Why Wal-Mart's revenues are falling
A number of other factors are offsetting any gains that Wal-Mart might experience from cheap gasoline prices. These factors include:
- Losses overseas, particularly in Brazil. Reuters reported that Wal-Mart's overseas operations generated a profit of just 4.5% compared to 7.4% for its US operations. Wal-Mart has closed 60 stores or more than 10% of its stores in Brazil, according to a Reuters report from January.
- The failure of Wal-Mart Express. The company's dollar-store experiment which failed to stave off the out of control growth of discounters like Dollar General (NYSE:DG) and Aldi. All 102 Wal-Mart Express stores will soon shut down.
- Store closings. Wal-Mart will close 154 stores in the US including Wal-Mart Express, 12 supercenters, 23 Neighborhood Markets, six Sam's Clubs, seven stores in Puerto Rico and six discount stores. Closing stores reduces revenue and costs money. The closings are also a sure sign of weak stores at some of its locations. To make matters worse, Wal-Mart is also planning to close around 100 stores in other countries including the 60 in Brazil.
- Runaway growth. Despite the store closings, Wal-Mart is still planning to open 135 stores in the US over the next year including 15 new supercenters and 85 Neighborhood Markets. This means that the company's bloated store count is not shrinking.
The growth of online retailers, especially Amazon (NASDAQ:AMZN) which is now effectively undercutting both Wal-Mart and Sam's Club on the prices of many items. I've noticed that prices on some shipping supplies I use for my business are now lower at Amazon than at Wal-Mart or Sam's Club. Since Amazon is far more convenient than Wal-Mart, you can buy stuff without going to a store; this is a huge threat.
Efforts to compete with Amazon. Wal-Mart is planning to spend $2 billion on infrastructure designed to position walmart.com to compete with the Everything Store. The spending includes several massive new fulfillment centers across the United States some of which contain up to a half a million products.
- Experiments in delivery and click and pull designed to compete with Amazon. This includes same day delivery services and the ability to pick items ordered through walmart.com up at stores.
- Raising the wages of 1.2 million US associates to $13.88 an hour. This move was needed to head off labor unrest, unionization and political pressure to raise the minimum wage to $15 an hour. It also helps Wal-Mart retain employees, and prevent its stores from becoming retail schools where novices learn the business before moving onto higher pay at competitors such as Costco.

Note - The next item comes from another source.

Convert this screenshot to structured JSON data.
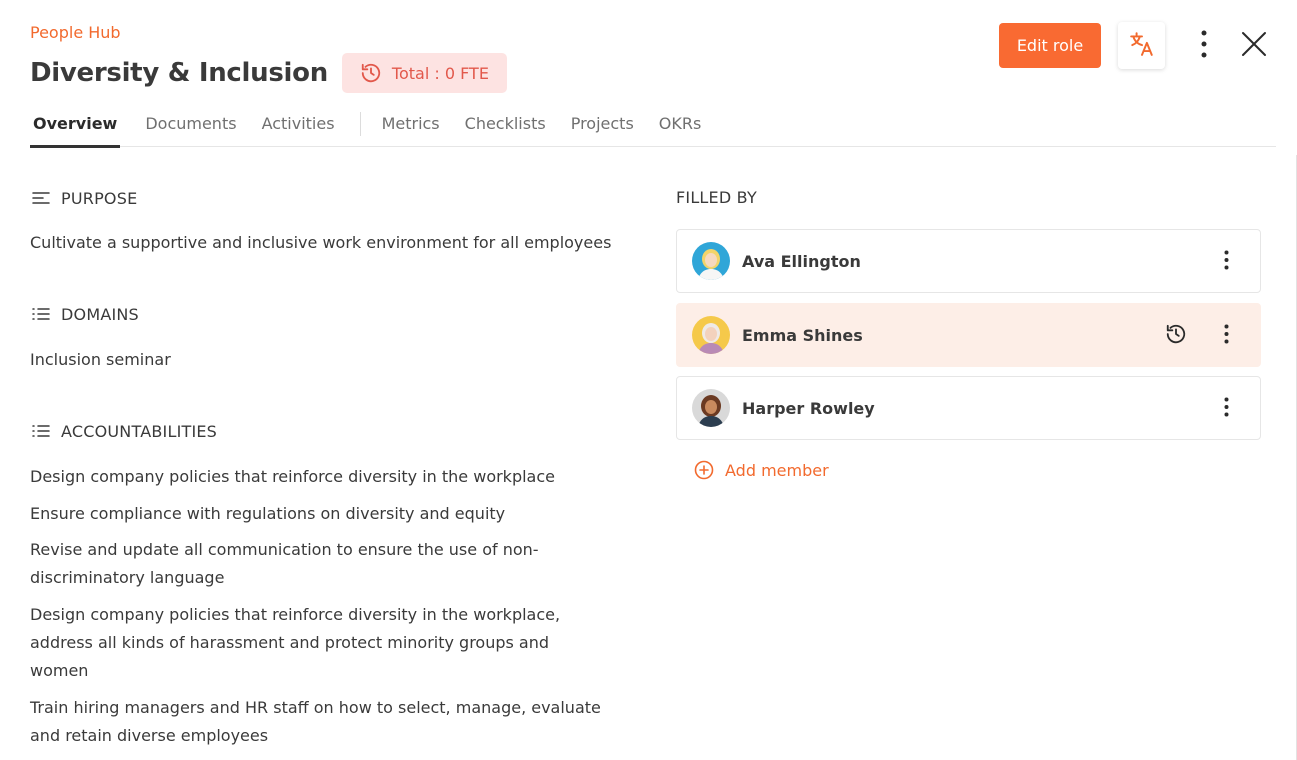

- The increasing ability of a wide variety of competitors including companies as diverse as Kroger, Aldi, Dollar General, Costco and Amazon to match and in some cases undercut Wal-Mart's prices. Customers simply have less reason to go to Wal-Mart, which leads to lower sales and store traffic. To make matters worse, some of these stores offer better customer service and a more pleasant shopping experience. The most dangerous of these is Amazon, which allows people to shop without leaving the house.
- Wal-Mart's weak brand and lousy reputation with customers create a psychological barrier that keeps a lot of shoppers away. This can seriously damage Wal-Mart now that its competitors, some of which have strong brands and reputations for good customer service, can match or beat its prices on many items.
It looks as if Wal-Mart's problems are now so great it cannot even capitalize upon favorable market trends such as lower gas prices. This retailer will need a major shakeup and serious reorganization if it wants to retain its momentum.
Naturally, many investors will wonder if Wal-Mart is still a value investment. I would say it still is because the company still has tremendous resources and incredible amount of revenue.
Yet, the revenue losses and inability to capitalize upon cheap gas demonstrate that Wal-Mart is no longer the well-oiled retail machine that Sam Walton built. Instead the Behemoth from Bentonville increasingly looks like a retailer that has lost its way.